PROVIDED MATERIAL:

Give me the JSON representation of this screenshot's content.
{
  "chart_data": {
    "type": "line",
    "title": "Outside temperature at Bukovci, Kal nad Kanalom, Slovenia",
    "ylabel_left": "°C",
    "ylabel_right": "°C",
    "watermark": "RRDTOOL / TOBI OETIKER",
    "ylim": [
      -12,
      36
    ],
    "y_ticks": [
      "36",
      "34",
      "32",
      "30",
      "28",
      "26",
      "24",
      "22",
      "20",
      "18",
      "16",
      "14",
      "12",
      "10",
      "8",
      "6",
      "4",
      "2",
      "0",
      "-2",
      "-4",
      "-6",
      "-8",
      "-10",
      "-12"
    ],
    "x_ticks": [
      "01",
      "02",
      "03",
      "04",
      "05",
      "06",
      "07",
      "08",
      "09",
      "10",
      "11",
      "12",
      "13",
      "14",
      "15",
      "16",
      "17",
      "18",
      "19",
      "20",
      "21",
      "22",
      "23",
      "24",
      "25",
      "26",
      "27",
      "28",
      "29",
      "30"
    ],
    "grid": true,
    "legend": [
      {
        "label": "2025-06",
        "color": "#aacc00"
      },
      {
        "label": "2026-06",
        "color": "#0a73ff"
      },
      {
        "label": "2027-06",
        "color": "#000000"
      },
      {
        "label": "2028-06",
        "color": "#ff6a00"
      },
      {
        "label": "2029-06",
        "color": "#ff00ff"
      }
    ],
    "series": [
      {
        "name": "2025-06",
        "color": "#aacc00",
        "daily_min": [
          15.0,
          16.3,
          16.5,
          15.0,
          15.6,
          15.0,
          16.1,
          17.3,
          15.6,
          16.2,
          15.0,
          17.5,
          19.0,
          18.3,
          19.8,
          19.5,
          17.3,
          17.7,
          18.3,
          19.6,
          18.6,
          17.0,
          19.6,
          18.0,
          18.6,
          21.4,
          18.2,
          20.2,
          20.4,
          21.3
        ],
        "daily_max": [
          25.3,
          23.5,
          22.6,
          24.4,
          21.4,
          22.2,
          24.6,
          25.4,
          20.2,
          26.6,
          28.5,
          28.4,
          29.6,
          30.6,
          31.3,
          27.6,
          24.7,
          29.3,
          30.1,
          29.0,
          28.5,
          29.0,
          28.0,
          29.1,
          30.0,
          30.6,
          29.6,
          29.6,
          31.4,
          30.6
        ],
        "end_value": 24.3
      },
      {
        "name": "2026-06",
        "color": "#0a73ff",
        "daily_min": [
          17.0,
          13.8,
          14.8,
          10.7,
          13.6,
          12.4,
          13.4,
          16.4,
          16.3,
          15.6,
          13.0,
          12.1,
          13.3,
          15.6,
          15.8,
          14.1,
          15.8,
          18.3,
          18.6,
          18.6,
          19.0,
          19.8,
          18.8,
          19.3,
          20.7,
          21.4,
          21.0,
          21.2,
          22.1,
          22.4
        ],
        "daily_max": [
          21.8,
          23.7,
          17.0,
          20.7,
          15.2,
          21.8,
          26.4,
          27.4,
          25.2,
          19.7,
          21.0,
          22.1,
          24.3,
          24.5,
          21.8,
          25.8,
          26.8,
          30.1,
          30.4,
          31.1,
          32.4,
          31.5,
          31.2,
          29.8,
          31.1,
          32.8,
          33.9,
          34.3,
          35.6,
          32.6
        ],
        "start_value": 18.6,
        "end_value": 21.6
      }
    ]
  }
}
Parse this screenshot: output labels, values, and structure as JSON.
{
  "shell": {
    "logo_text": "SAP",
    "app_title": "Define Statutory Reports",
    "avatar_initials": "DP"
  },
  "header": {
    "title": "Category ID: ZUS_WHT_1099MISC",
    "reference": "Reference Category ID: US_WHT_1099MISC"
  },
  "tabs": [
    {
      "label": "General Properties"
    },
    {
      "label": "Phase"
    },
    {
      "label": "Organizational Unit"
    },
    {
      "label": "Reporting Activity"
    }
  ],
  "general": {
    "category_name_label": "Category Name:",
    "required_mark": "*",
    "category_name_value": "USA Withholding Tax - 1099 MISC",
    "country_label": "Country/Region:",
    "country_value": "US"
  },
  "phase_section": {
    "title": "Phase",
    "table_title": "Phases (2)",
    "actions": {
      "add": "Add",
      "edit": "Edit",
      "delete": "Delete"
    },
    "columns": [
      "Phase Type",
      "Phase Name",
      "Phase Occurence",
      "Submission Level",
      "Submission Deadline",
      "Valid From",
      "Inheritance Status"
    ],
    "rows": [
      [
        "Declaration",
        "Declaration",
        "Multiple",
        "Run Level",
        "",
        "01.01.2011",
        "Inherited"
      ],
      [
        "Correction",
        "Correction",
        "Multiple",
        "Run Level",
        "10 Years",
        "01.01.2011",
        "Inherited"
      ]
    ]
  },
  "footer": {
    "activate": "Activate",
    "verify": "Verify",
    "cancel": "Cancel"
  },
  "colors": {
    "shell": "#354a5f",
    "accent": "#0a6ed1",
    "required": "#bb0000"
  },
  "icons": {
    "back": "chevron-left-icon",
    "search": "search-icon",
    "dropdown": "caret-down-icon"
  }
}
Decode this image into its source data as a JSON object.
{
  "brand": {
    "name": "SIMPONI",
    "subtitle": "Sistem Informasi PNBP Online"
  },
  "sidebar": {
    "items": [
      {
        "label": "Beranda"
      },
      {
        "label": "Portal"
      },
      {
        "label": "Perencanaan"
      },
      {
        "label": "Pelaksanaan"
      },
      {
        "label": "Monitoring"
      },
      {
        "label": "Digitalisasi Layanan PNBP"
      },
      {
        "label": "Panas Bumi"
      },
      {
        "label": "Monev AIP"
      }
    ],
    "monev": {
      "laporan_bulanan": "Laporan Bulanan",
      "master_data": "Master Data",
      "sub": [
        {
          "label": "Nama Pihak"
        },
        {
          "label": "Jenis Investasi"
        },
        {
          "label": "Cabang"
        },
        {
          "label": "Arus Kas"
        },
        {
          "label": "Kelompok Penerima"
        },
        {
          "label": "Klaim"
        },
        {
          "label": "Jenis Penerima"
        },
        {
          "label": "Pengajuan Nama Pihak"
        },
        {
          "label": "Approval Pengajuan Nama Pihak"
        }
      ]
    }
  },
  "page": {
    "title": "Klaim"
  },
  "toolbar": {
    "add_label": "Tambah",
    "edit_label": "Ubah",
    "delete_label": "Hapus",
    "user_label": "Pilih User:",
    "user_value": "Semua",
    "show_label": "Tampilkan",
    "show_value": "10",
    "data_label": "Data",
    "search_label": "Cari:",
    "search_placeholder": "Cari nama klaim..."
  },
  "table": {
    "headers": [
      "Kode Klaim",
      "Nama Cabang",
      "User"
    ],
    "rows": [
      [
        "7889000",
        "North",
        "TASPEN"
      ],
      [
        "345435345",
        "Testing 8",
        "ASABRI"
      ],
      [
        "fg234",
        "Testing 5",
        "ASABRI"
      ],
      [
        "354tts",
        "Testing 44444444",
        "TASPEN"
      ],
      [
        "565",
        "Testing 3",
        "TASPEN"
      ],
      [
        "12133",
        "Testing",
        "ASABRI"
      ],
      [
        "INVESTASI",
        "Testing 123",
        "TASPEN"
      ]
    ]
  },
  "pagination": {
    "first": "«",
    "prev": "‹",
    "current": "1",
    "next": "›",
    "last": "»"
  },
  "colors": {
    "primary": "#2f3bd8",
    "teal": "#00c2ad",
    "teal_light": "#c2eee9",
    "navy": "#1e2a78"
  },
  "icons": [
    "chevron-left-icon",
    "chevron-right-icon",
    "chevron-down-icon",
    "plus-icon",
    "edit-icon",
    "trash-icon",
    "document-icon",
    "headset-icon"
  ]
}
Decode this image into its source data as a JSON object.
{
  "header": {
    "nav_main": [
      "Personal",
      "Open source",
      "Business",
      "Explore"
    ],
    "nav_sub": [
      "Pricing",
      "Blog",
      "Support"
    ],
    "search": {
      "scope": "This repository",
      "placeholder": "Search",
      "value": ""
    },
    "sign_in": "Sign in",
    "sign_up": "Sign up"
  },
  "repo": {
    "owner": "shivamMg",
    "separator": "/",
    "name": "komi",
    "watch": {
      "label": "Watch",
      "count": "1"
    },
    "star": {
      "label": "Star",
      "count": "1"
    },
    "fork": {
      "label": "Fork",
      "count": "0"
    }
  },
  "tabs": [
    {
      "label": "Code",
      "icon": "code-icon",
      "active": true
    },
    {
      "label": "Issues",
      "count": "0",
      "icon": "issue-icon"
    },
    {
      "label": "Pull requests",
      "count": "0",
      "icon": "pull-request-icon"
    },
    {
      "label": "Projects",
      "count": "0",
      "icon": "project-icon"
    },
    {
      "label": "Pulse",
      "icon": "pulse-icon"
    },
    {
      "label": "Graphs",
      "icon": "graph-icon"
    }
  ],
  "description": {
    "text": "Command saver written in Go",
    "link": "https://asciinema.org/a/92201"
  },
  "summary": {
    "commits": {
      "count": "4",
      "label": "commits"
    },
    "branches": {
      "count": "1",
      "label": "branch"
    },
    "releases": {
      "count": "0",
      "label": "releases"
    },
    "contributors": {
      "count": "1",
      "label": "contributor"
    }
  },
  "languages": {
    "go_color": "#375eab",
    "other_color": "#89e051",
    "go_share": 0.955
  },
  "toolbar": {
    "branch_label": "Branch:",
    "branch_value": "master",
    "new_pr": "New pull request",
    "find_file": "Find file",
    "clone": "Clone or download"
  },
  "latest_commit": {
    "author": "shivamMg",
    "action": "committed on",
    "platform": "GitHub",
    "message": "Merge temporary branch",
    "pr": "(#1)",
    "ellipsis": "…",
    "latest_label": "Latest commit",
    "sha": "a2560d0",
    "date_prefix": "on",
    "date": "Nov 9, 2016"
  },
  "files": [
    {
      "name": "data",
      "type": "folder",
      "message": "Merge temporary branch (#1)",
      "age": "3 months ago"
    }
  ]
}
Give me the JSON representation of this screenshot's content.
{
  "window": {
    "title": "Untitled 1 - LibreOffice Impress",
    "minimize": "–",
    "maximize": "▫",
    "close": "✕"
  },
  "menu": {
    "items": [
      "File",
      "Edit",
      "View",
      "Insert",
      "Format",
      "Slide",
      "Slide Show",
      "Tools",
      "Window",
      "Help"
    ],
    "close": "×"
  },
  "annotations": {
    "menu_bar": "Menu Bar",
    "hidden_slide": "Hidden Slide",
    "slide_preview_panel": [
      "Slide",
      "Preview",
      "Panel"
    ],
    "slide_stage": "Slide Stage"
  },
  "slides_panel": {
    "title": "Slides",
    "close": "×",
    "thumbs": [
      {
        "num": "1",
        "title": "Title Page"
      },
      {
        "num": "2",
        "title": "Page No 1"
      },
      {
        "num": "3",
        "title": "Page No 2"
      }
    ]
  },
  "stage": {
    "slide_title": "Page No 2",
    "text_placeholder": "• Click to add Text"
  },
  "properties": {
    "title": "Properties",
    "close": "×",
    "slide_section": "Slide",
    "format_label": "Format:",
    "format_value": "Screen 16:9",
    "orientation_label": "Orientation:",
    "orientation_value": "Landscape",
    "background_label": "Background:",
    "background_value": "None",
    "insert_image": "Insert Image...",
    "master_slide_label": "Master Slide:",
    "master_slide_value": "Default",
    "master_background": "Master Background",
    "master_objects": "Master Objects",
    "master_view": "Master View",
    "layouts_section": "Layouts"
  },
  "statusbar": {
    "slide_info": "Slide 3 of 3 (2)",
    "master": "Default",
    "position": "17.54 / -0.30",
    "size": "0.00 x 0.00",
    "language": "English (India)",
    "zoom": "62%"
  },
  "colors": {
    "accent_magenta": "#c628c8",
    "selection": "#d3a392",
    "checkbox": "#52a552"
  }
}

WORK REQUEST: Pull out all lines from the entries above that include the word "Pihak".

EXERCISE OUTPUT:
          "label": "Nama Pihak"
          "label": "Pengajuan Nama Pihak"
          "label": "Approval Pengajuan Nama Pihak"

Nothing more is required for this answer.